● What you should do
Copy every entry below verbatim, except for images.
___
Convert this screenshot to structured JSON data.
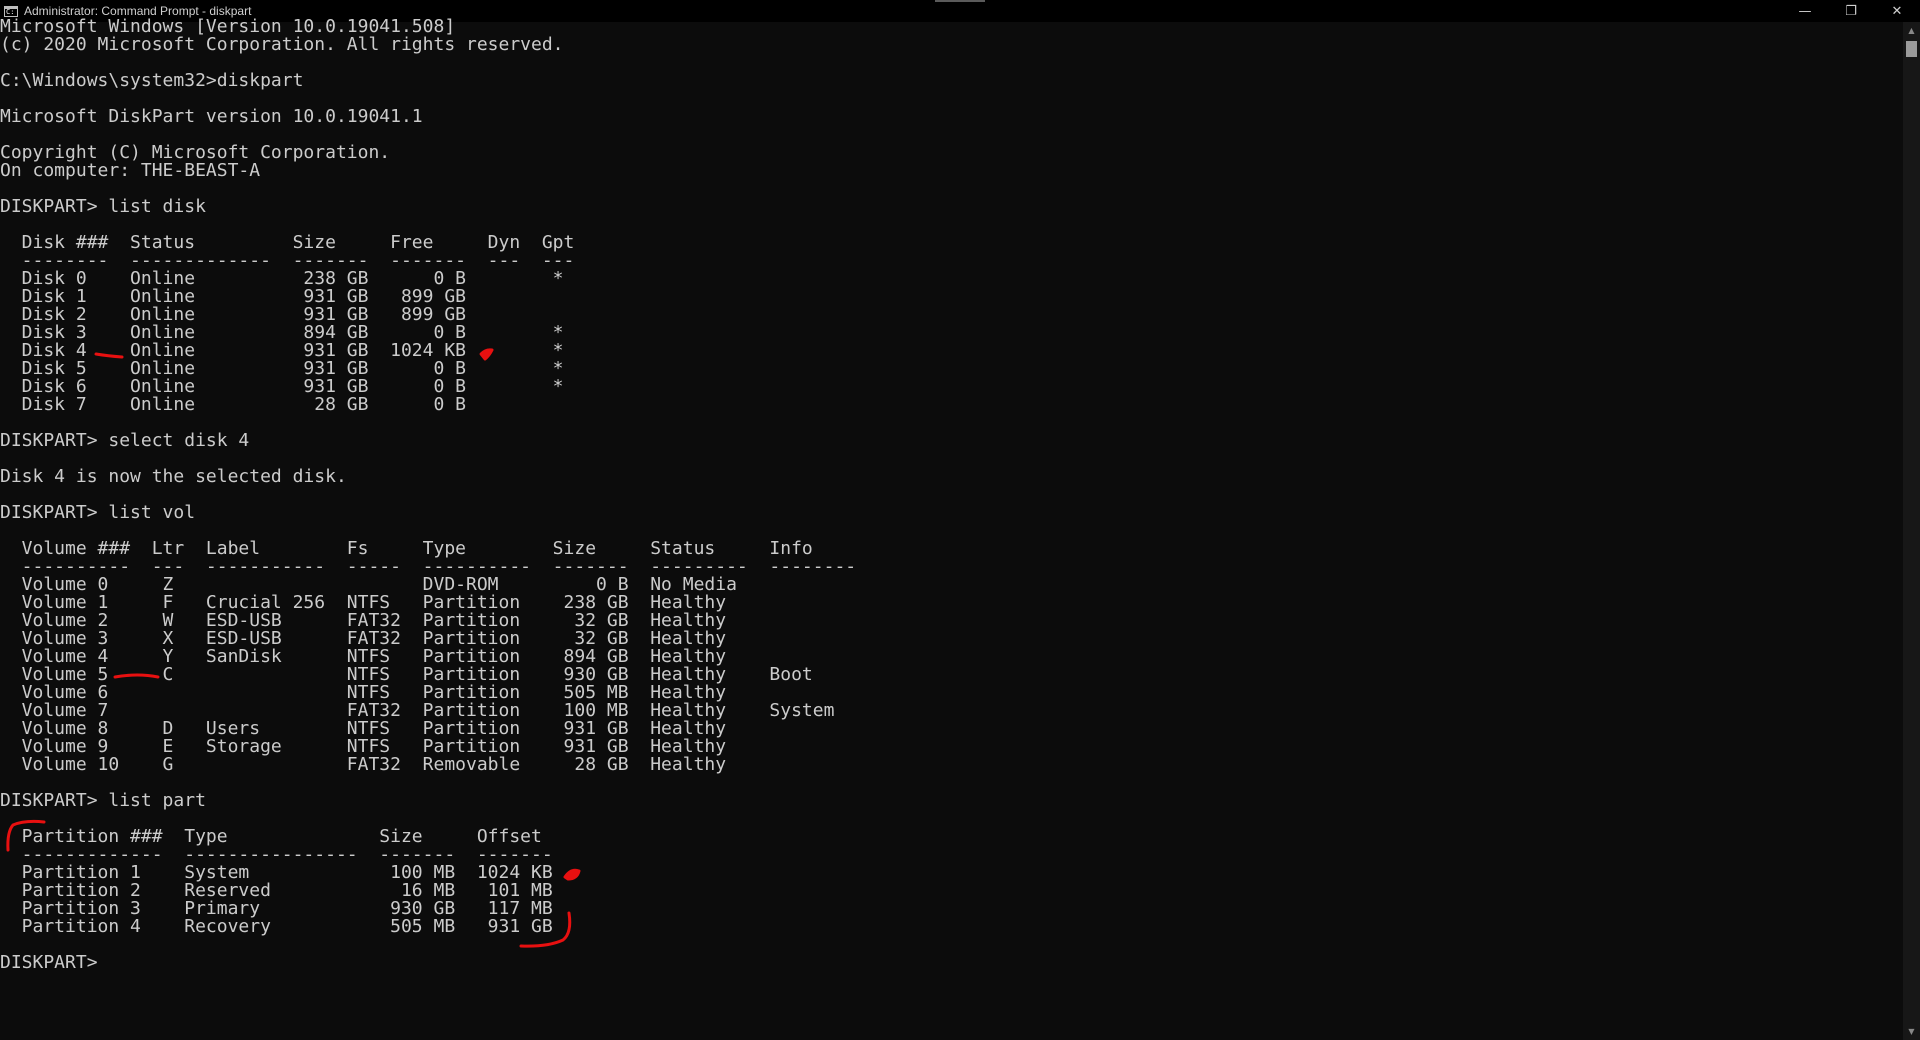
{
  "window": {
    "title": "Administrator: Command Prompt - diskpart",
    "controls": {
      "minimize": "—",
      "restore": "❐",
      "close": "✕"
    }
  },
  "console": {
    "lines": [
      "Microsoft Windows [Version 10.0.19041.508]",
      "(c) 2020 Microsoft Corporation. All rights reserved.",
      "",
      "C:\\Windows\\system32>diskpart",
      "",
      "Microsoft DiskPart version 10.0.19041.1",
      "",
      "Copyright (C) Microsoft Corporation.",
      "On computer: THE-BEAST-A",
      "",
      "DISKPART> list disk",
      "",
      "  Disk ###  Status         Size     Free     Dyn  Gpt",
      "  --------  -------------  -------  -------  ---  ---",
      "  Disk 0    Online          238 GB      0 B        *",
      "  Disk 1    Online          931 GB   899 GB",
      "  Disk 2    Online          931 GB   899 GB",
      "  Disk 3    Online          894 GB      0 B        *",
      "  Disk 4    Online          931 GB  1024 KB        *",
      "  Disk 5    Online          931 GB      0 B        *",
      "  Disk 6    Online          931 GB      0 B        *",
      "  Disk 7    Online           28 GB      0 B",
      "",
      "DISKPART> select disk 4",
      "",
      "Disk 4 is now the selected disk.",
      "",
      "DISKPART> list vol",
      "",
      "  Volume ###  Ltr  Label        Fs     Type        Size     Status     Info",
      "  ----------  ---  -----------  -----  ----------  -------  ---------  --------",
      "  Volume 0     Z                       DVD-ROM         0 B  No Media",
      "  Volume 1     F   Crucial 256  NTFS   Partition    238 GB  Healthy",
      "  Volume 2     W   ESD-USB      FAT32  Partition     32 GB  Healthy",
      "  Volume 3     X   ESD-USB      FAT32  Partition     32 GB  Healthy",
      "  Volume 4     Y   SanDisk      NTFS   Partition    894 GB  Healthy",
      "  Volume 5     C                NTFS   Partition    930 GB  Healthy    Boot",
      "  Volume 6                      NTFS   Partition    505 MB  Healthy",
      "  Volume 7                      FAT32  Partition    100 MB  Healthy    System",
      "  Volume 8     D   Users        NTFS   Partition    931 GB  Healthy",
      "  Volume 9     E   Storage      NTFS   Partition    931 GB  Healthy",
      "  Volume 10    G                FAT32  Removable     28 GB  Healthy",
      "",
      "DISKPART> list part",
      "",
      "  Partition ###  Type              Size     Offset",
      "  -------------  ----------------  -------  -------",
      "  Partition 1    System             100 MB  1024 KB",
      "  Partition 2    Reserved            16 MB   101 MB",
      "  Partition 3    Primary            930 GB   117 MB",
      "  Partition 4    Recovery           505 MB   931 GB",
      "",
      "DISKPART>"
    ]
  },
  "annotations": {
    "color": "#e81010"
  }
}
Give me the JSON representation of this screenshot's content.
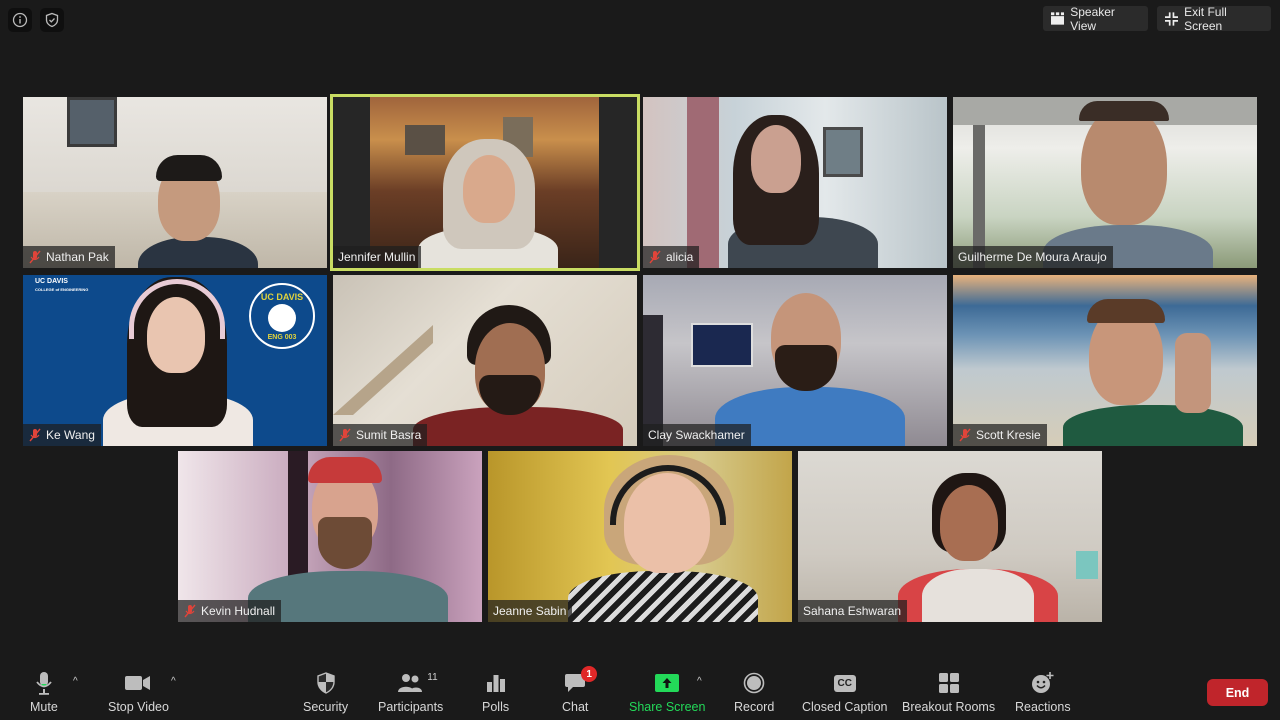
{
  "topbar": {
    "info_icon": "info-icon",
    "security_icon": "shield-check-icon",
    "speaker_view_label": "Speaker View",
    "exit_fullscreen_label": "Exit Full Screen"
  },
  "participants": [
    {
      "name": "Nathan Pak",
      "muted": true,
      "active": false
    },
    {
      "name": "Jennifer Mullin",
      "muted": false,
      "active": true
    },
    {
      "name": "alicia",
      "muted": true,
      "active": false
    },
    {
      "name": "Guilherme De Moura Araujo",
      "muted": false,
      "active": false
    },
    {
      "name": "Ke Wang",
      "muted": true,
      "active": false,
      "background_text": [
        "UC DAVIS",
        "COLLEGE of ENGINEERING",
        "UC DAVIS",
        "ENG 003"
      ]
    },
    {
      "name": "Sumit Basra",
      "muted": true,
      "active": false
    },
    {
      "name": "Clay Swackhamer",
      "muted": false,
      "active": false
    },
    {
      "name": "Scott Kresie",
      "muted": true,
      "active": false
    },
    {
      "name": "Kevin Hudnall",
      "muted": true,
      "active": false
    },
    {
      "name": "Jeanne Sabin",
      "muted": false,
      "active": false
    },
    {
      "name": "Sahana Eshwaran",
      "muted": false,
      "active": false
    }
  ],
  "toolbar": {
    "mute_label": "Mute",
    "stop_video_label": "Stop Video",
    "security_label": "Security",
    "participants_label": "Participants",
    "participants_count": "11",
    "polls_label": "Polls",
    "chat_label": "Chat",
    "chat_badge": "1",
    "share_screen_label": "Share Screen",
    "record_label": "Record",
    "closed_caption_label": "Closed Caption",
    "cc_glyph": "CC",
    "breakout_rooms_label": "Breakout Rooms",
    "reactions_label": "Reactions",
    "end_label": "End"
  },
  "colors": {
    "active_speaker_border": "#c9dd63",
    "share_green": "#23d959",
    "end_red": "#c0252b",
    "muted_red": "#e0443a",
    "badge_red": "#e02828"
  }
}
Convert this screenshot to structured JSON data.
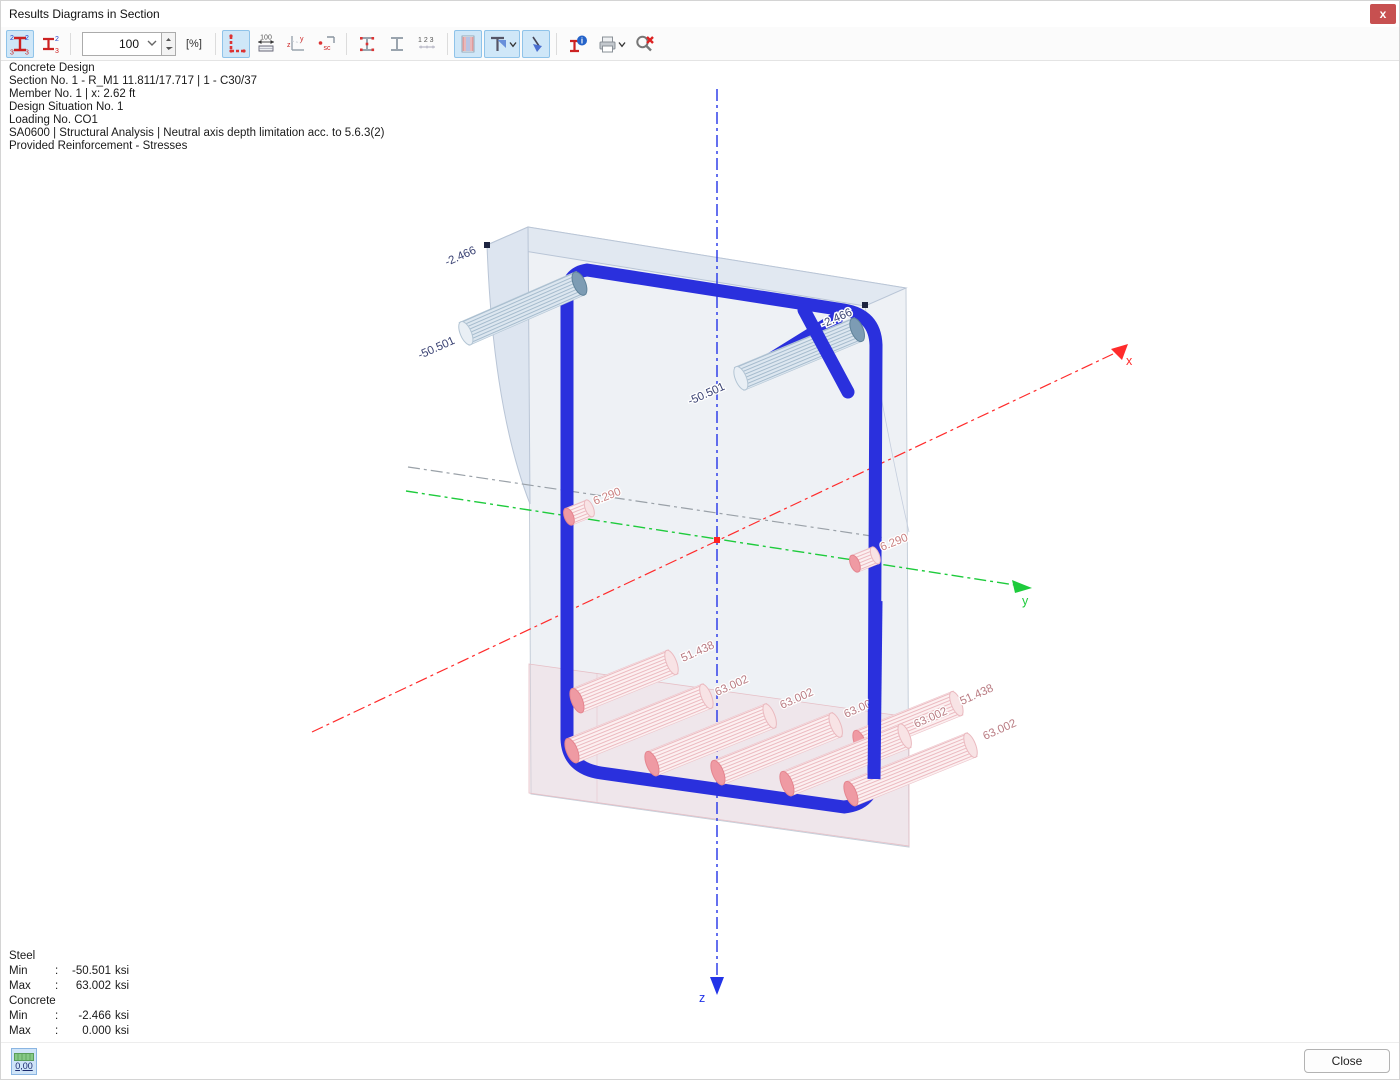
{
  "window": {
    "title": "Results Diagrams in Section",
    "close_glyph": "x"
  },
  "toolbar": {
    "scale_value": "100",
    "percent_label": "[%]",
    "glyphs": {
      "two": "2",
      "three": "3",
      "hundred": "100",
      "y": "y",
      "z": "z",
      "sc": "sc",
      "numbers": "1 2 3",
      "i": "i"
    }
  },
  "info": {
    "lines": [
      "Concrete Design",
      "Section No. 1 - R_M1 11.811/17.717 | 1 - C30/37",
      "Member No. 1 | x: 2.62 ft",
      "Design Situation No. 1",
      "Loading No. CO1",
      "SA0600 | Structural Analysis | Neutral axis depth limitation acc. to 5.6.3(2)",
      "Provided Reinforcement - Stresses"
    ]
  },
  "legend": {
    "steel_header": "Steel",
    "concrete_header": "Concrete",
    "colon": ":",
    "rows": [
      {
        "label": "Min",
        "number": "-50.501",
        "unit": "ksi"
      },
      {
        "label": "Max",
        "number": "63.002",
        "unit": "ksi"
      },
      {
        "label": "Min",
        "number": "-2.466",
        "unit": "ksi"
      },
      {
        "label": "Max",
        "number": "0.000",
        "unit": "ksi"
      }
    ]
  },
  "scene": {
    "axis": {
      "x": "x",
      "y": "y",
      "z": "z"
    },
    "labels": {
      "concrete_top_left": "-2.466",
      "concrete_top_right": "-2.466",
      "steel_top_left": "-50.501",
      "steel_top_right": "-50.501",
      "steel_mid_left": "6.290",
      "steel_mid_right": "6.290",
      "steel_layer2_left": "51.438",
      "steel_layer2_right": "51.438",
      "steel_bottom_1": "63.002",
      "steel_bottom_2": "63.002",
      "steel_bottom_3": "63.002",
      "steel_bottom_out_top": "63.002",
      "steel_bottom_out_bottom": "63.002"
    },
    "colors": {
      "stirrup": "#2a30dd",
      "axis_x": "#ff2b2b",
      "axis_y": "#1ecb3c",
      "axis_z": "#2334e8",
      "compression_label": "#3a4273",
      "tension_label": "#b97b82",
      "concrete_face": "#eef1f5",
      "tension_zone": "#f3ced3"
    }
  },
  "footer": {
    "decimals": "0,00",
    "close_label": "Close"
  }
}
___
● Your solution
Convert this screenshot to structured JSON data.
{
  "window": {
    "title": "Administrator: Command Prompt - diskpart",
    "controls": {
      "minimize": "—",
      "restore": "❐",
      "close": "✕"
    }
  },
  "console": {
    "lines": [
      "Microsoft Windows [Version 10.0.19041.508]",
      "(c) 2020 Microsoft Corporation. All rights reserved.",
      "",
      "C:\\Windows\\system32>diskpart",
      "",
      "Microsoft DiskPart version 10.0.19041.1",
      "",
      "Copyright (C) Microsoft Corporation.",
      "On computer: THE-BEAST-A",
      "",
      "DISKPART> list disk",
      "",
      "  Disk ###  Status         Size     Free     Dyn  Gpt",
      "  --------  -------------  -------  -------  ---  ---",
      "  Disk 0    Online          238 GB      0 B        *",
      "  Disk 1    Online          931 GB   899 GB",
      "  Disk 2    Online          931 GB   899 GB",
      "  Disk 3    Online          894 GB      0 B        *",
      "  Disk 4    Online          931 GB  1024 KB        *",
      "  Disk 5    Online          931 GB      0 B        *",
      "  Disk 6    Online          931 GB      0 B        *",
      "  Disk 7    Online           28 GB      0 B",
      "",
      "DISKPART> select disk 4",
      "",
      "Disk 4 is now the selected disk.",
      "",
      "DISKPART> list vol",
      "",
      "  Volume ###  Ltr  Label        Fs     Type        Size     Status     Info",
      "  ----------  ---  -----------  -----  ----------  -------  ---------  --------",
      "  Volume 0     Z                       DVD-ROM         0 B  No Media",
      "  Volume 1     F   Crucial 256  NTFS   Partition    238 GB  Healthy",
      "  Volume 2     W   ESD-USB      FAT32  Partition     32 GB  Healthy",
      "  Volume 3     X   ESD-USB      FAT32  Partition     32 GB  Healthy",
      "  Volume 4     Y   SanDisk      NTFS   Partition    894 GB  Healthy",
      "  Volume 5     C                NTFS   Partition    930 GB  Healthy    Boot",
      "  Volume 6                      NTFS   Partition    505 MB  Healthy",
      "  Volume 7                      FAT32  Partition    100 MB  Healthy    System",
      "  Volume 8     D   Users        NTFS   Partition    931 GB  Healthy",
      "  Volume 9     E   Storage      NTFS   Partition    931 GB  Healthy",
      "  Volume 10    G                FAT32  Removable     28 GB  Healthy",
      "",
      "DISKPART> list part",
      "",
      "  Partition ###  Type              Size     Offset",
      "  -------------  ----------------  -------  -------",
      "  Partition 1    System             100 MB  1024 KB",
      "  Partition 2    Reserved            16 MB   101 MB",
      "  Partition 3    Primary            930 GB   117 MB",
      "  Partition 4    Recovery           505 MB   931 GB",
      "",
      "DISKPART>"
    ]
  },
  "annotations": {
    "color": "#e81010"
  }
}
Give me the JSON representation of this screenshot's content.
{
  "topbar": {
    "info_icon": "info-icon",
    "security_icon": "shield-check-icon",
    "speaker_view_label": "Speaker View",
    "exit_fullscreen_label": "Exit Full Screen"
  },
  "participants": [
    {
      "name": "Nathan Pak",
      "muted": true,
      "active": false
    },
    {
      "name": "Jennifer Mullin",
      "muted": false,
      "active": true
    },
    {
      "name": "alicia",
      "muted": true,
      "active": false
    },
    {
      "name": "Guilherme De Moura Araujo",
      "muted": false,
      "active": false
    },
    {
      "name": "Ke Wang",
      "muted": true,
      "active": false,
      "background_text": [
        "UC DAVIS",
        "COLLEGE of ENGINEERING",
        "UC DAVIS",
        "ENG 003"
      ]
    },
    {
      "name": "Sumit Basra",
      "muted": true,
      "active": false
    },
    {
      "name": "Clay Swackhamer",
      "muted": false,
      "active": false
    },
    {
      "name": "Scott Kresie",
      "muted": true,
      "active": false
    },
    {
      "name": "Kevin Hudnall",
      "muted": true,
      "active": false
    },
    {
      "name": "Jeanne Sabin",
      "muted": false,
      "active": false
    },
    {
      "name": "Sahana Eshwaran",
      "muted": false,
      "active": false
    }
  ],
  "toolbar": {
    "mute_label": "Mute",
    "stop_video_label": "Stop Video",
    "security_label": "Security",
    "participants_label": "Participants",
    "participants_count": "11",
    "polls_label": "Polls",
    "chat_label": "Chat",
    "chat_badge": "1",
    "share_screen_label": "Share Screen",
    "record_label": "Record",
    "closed_caption_label": "Closed Caption",
    "cc_glyph": "CC",
    "breakout_rooms_label": "Breakout Rooms",
    "reactions_label": "Reactions",
    "end_label": "End"
  },
  "colors": {
    "active_speaker_border": "#c9dd63",
    "share_green": "#23d959",
    "end_red": "#c0252b",
    "muted_red": "#e0443a",
    "badge_red": "#e02828"
  }
}
Convert this screenshot to structured JSON data.
{
  "window": {
    "title": "Results Diagrams in Section",
    "close_glyph": "x"
  },
  "toolbar": {
    "scale_value": "100",
    "percent_label": "[%]",
    "glyphs": {
      "two": "2",
      "three": "3",
      "hundred": "100",
      "y": "y",
      "z": "z",
      "sc": "sc",
      "numbers": "1 2 3",
      "i": "i"
    }
  },
  "info": {
    "lines": [
      "Concrete Design",
      "Section No. 1 - R_M1 11.811/17.717 | 1 - C30/37",
      "Member No. 1 | x: 2.62 ft",
      "Design Situation No. 1",
      "Loading No. CO1",
      "SA0600 | Structural Analysis | Neutral axis depth limitation acc. to 5.6.3(2)",
      "Provided Reinforcement - Stresses"
    ]
  },
  "legend": {
    "steel_header": "Steel",
    "concrete_header": "Concrete",
    "colon": ":",
    "rows": [
      {
        "label": "Min",
        "number": "-50.501",
        "unit": "ksi"
      },
      {
        "label": "Max",
        "number": "63.002",
        "unit": "ksi"
      },
      {
        "label": "Min",
        "number": "-2.466",
        "unit": "ksi"
      },
      {
        "label": "Max",
        "number": "0.000",
        "unit": "ksi"
      }
    ]
  },
  "scene": {
    "axis": {
      "x": "x",
      "y": "y",
      "z": "z"
    },
    "labels": {
      "concrete_top_left": "-2.466",
      "concrete_top_right": "-2.466",
      "steel_top_left": "-50.501",
      "steel_top_right": "-50.501",
      "steel_mid_left": "6.290",
      "steel_mid_right": "6.290",
      "steel_layer2_left": "51.438",
      "steel_layer2_right": "51.438",
      "steel_bottom_1": "63.002",
      "steel_bottom_2": "63.002",
      "steel_bottom_3": "63.002",
      "steel_bottom_out_top": "63.002",
      "steel_bottom_out_bottom": "63.002"
    },
    "colors": {
      "stirrup": "#2a30dd",
      "axis_x": "#ff2b2b",
      "axis_y": "#1ecb3c",
      "axis_z": "#2334e8",
      "compression_label": "#3a4273",
      "tension_label": "#b97b82",
      "concrete_face": "#eef1f5",
      "tension_zone": "#f3ced3"
    }
  },
  "footer": {
    "decimals": "0,00",
    "close_label": "Close"
  }
}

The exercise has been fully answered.